Olagaray said that if immigration isn’t resolved soon, labor shortages will become more pronounced. Last spring, he said he had trouble filling his usual crew to tend his grapevines during growing season, and other growers saw ripe crops languish in the fields.
Still, any policy effort may do little to solve the labor shortage, said Edward Taylor, a professor of agriculture and resource economics at the University of California, Davis.
Such shortages predate the recession. During boom times, contractors persuaded many workers in the fields to work in construction jobs, according to Taylor, who recently co-wrote a study that examined the decline in the number of farm workers from Mexico.

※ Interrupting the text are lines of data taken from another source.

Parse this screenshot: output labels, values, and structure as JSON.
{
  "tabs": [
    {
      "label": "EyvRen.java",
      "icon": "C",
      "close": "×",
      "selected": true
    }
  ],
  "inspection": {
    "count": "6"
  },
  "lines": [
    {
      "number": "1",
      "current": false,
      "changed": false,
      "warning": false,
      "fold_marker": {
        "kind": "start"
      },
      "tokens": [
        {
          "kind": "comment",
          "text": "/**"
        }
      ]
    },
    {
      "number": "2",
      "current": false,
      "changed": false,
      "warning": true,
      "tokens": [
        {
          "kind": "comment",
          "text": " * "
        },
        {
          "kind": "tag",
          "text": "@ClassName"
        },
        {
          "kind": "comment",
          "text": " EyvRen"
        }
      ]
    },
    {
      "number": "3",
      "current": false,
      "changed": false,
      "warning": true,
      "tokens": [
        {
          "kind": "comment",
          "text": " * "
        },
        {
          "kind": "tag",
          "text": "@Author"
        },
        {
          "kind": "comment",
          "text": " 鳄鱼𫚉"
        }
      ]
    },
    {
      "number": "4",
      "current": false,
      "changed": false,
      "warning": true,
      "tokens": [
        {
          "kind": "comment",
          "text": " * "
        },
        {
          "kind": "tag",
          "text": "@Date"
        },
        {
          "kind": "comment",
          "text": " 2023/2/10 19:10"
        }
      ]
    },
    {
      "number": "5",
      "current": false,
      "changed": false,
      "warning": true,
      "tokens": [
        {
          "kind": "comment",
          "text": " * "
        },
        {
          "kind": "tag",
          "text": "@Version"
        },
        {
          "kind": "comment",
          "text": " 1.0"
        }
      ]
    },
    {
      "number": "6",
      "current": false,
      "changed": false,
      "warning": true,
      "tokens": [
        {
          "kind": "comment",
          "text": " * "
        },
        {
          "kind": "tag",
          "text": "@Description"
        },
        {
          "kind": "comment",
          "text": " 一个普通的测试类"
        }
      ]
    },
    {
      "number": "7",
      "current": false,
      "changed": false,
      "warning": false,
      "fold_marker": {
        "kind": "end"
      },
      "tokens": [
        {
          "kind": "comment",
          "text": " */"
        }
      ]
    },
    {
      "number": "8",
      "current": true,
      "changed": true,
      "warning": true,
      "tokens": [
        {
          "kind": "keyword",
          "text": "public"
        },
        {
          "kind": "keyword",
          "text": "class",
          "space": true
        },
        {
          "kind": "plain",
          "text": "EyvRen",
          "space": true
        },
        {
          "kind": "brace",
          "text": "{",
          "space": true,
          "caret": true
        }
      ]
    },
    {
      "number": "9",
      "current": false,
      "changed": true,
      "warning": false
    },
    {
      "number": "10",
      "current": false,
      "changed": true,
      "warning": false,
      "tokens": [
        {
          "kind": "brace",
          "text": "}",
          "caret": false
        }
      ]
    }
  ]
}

A key finding in Taylor’s study was that more immigrants were staying home to work on Mexico’s farms. They were taking advantage of a strengthening Mexican economy and a growing middle class.
As a result, American farmers are competing for a dwindling supply of workers.
Paul Wenger, president of the California Farm Bureau Federation, said farmers are well-aware that their industry is changing.
And although he agrees that a dwindling labor supply will cause problems farther down the line, he said Congress should still pass immigration reform that will allow farmers to hire legal farm workers.
“Within the next two decades, we’re going to have a problem: A domestic workforce will not want to work in the fields,” he said. “It’s going to be a problem. But that still doesn’t mean we shouldn’t fix the problems that exist today.”